= PROBLEM STATEMENT =
Only lines holding the word "true" are needed; copy each of them from the material.

= DATA IN THIS EXERCISE =
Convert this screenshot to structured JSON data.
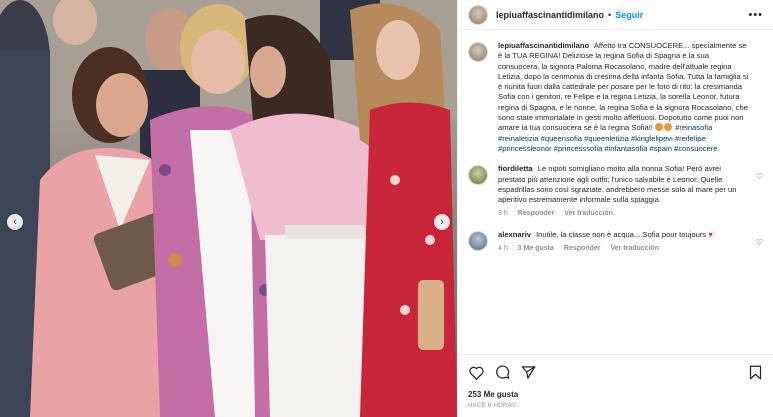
{
  "header": {
    "username": "lepiuaffascinantidimilano",
    "separator": "•",
    "follow_label": "Seguir",
    "more_icon": "more-horizontal-icon"
  },
  "caption": {
    "username": "lepiuaffascinantidimilano",
    "text": "Affetto tra CONSUOCERE... specialmente se è la TUA REGINA! Deliziose la regina Sofia di Spagna e la sua consuocera, la signora Paloma Rocasolano, madre dell'attuale regina Letizia, dopo la cerimonia di cresima della infanta Sofia. Tutta la famiglia si è riunita fuori dalla cattedrale per posare per le foto di rito: la cresimanda Sofia con i genitori, re Felipe e la regina Letizia, la sorella Leonor, futura regina di Spagna, e le nonne, la regina Sofia e la signora Rocasolano, che sono state immortalate in gesti molto affettuosi. Dopotutto come puoi non amare la tua consuocera se è la regina Sofia!!",
    "hashtags": "#reinasofia #reinaletizia #queensofia #queenletizia #kingfelipevi #reifelipe #princessleonor #princesssofia #infantasofia #spain #consuocere"
  },
  "comments": [
    {
      "username": "fiordiletta",
      "text": "Le nipoti somigliano molto alla nonna Sofia! Però avrei prestato più attenzione agli outfit; l'unico salvabile è Leonor. Quelle espadrillas sono così sgraziate, andrebbero messe solo al mare per un aperitivo estremamente informale sulla spiaggia.",
      "time": "3 h",
      "reply": "Responder",
      "translate": "Ver traducción"
    },
    {
      "username": "alexnariv",
      "text": "Inutile, la classe non è acqua....Sofia pour toujours",
      "time": "4 h",
      "likes": "3 Me gusta",
      "reply": "Responder",
      "translate": "Ver traducción"
    }
  ],
  "footer": {
    "likes": "253 Me gusta",
    "time": "HACE 6 HORAS"
  },
  "colors": {
    "link_blue": "#0095f6",
    "hashtag_blue": "#00376b",
    "heart_red": "#e0245e",
    "pink_jacket": "#e79aa3",
    "red_dress": "#c8243a"
  }
}
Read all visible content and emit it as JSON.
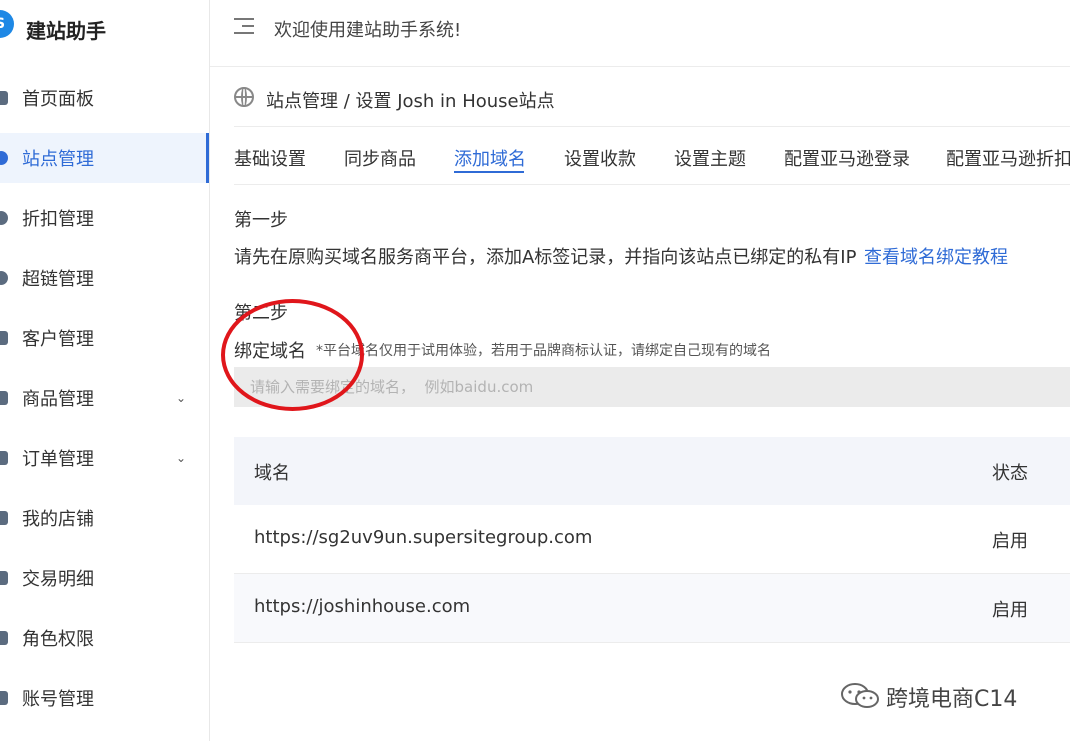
{
  "app": {
    "title": "建站助手",
    "logo_glyph": "S"
  },
  "sidebar": {
    "items": [
      {
        "label": "首页面板",
        "icon": "dashboard-icon",
        "has_chevron": false,
        "active": false
      },
      {
        "label": "站点管理",
        "icon": "globe-icon",
        "has_chevron": false,
        "active": true
      },
      {
        "label": "折扣管理",
        "icon": "discount-icon",
        "has_chevron": false,
        "active": false
      },
      {
        "label": "超链管理",
        "icon": "link-icon",
        "has_chevron": false,
        "active": false
      },
      {
        "label": "客户管理",
        "icon": "user-icon",
        "has_chevron": false,
        "active": false
      },
      {
        "label": "商品管理",
        "icon": "bag-icon",
        "has_chevron": true,
        "active": false
      },
      {
        "label": "订单管理",
        "icon": "order-icon",
        "has_chevron": true,
        "active": false
      },
      {
        "label": "我的店铺",
        "icon": "store-icon",
        "has_chevron": false,
        "active": false
      },
      {
        "label": "交易明细",
        "icon": "transaction-icon",
        "has_chevron": false,
        "active": false
      },
      {
        "label": "角色权限",
        "icon": "role-icon",
        "has_chevron": false,
        "active": false
      },
      {
        "label": "账号管理",
        "icon": "account-icon",
        "has_chevron": false,
        "active": false
      }
    ],
    "chevron_glyph": "⌄"
  },
  "header": {
    "welcome": "欢迎使用建站助手系统!"
  },
  "breadcrumb": {
    "text": "站点管理 / 设置 Josh in House站点"
  },
  "tabs": [
    {
      "label": "基础设置",
      "active": false
    },
    {
      "label": "同步商品",
      "active": false
    },
    {
      "label": "添加域名",
      "active": true
    },
    {
      "label": "设置收款",
      "active": false
    },
    {
      "label": "设置主题",
      "active": false
    },
    {
      "label": "配置亚马逊登录",
      "active": false
    },
    {
      "label": "配置亚马逊折扣",
      "active": false
    }
  ],
  "step1": {
    "title": "第一步",
    "description": "请先在原购买域名服务商平台，添加A标签记录，并指向该站点已绑定的私有IP",
    "link": "查看域名绑定教程"
  },
  "step2": {
    "title": "第二步",
    "bind_label": "绑定域名",
    "note": "*平台域名仅用于试用体验，若用于品牌商标认证，请绑定自己现有的域名",
    "input_placeholder": "请输入需要绑定的域名，  例如baidu.com"
  },
  "table": {
    "columns": [
      "域名",
      "状态"
    ],
    "rows": [
      {
        "domain": "https://sg2uv9un.supersitegroup.com",
        "status": "启用"
      },
      {
        "domain": "https://joshinhouse.com",
        "status": "启用"
      }
    ]
  },
  "colors": {
    "accent": "#2f6bd6",
    "annotation": "#e0161b"
  },
  "watermark": {
    "text": "跨境电商C14"
  }
}
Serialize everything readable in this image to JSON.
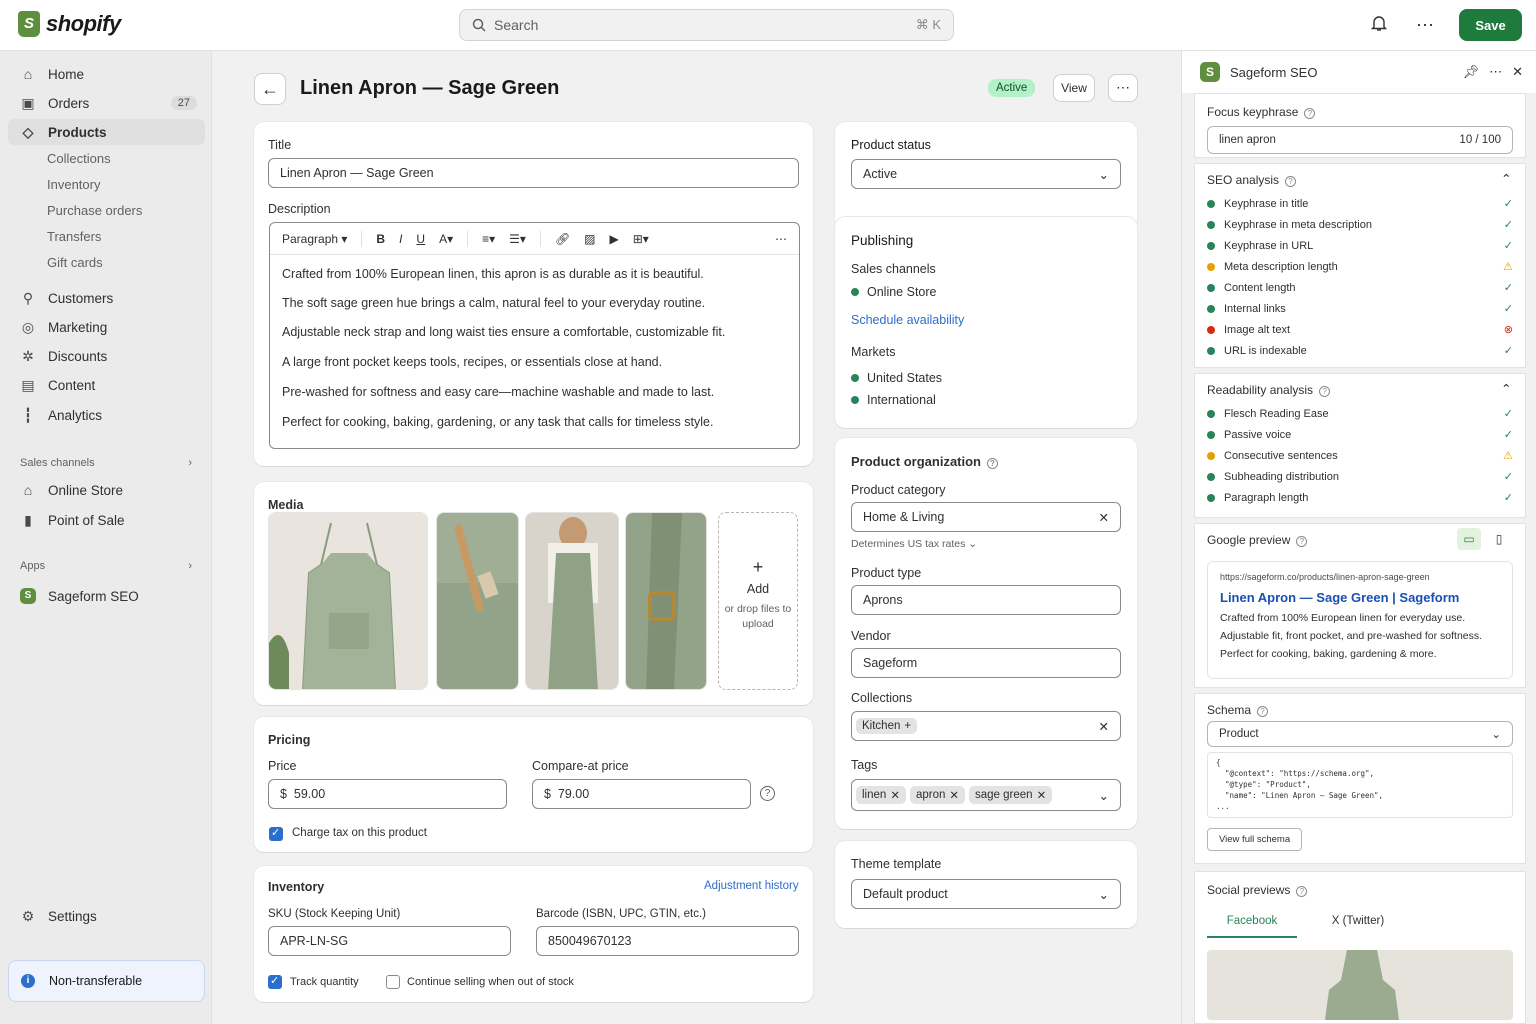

= RESPONSE AREA =
        "active": true
        "has_chevron": true,
        "has_chevron": true,
      "active": true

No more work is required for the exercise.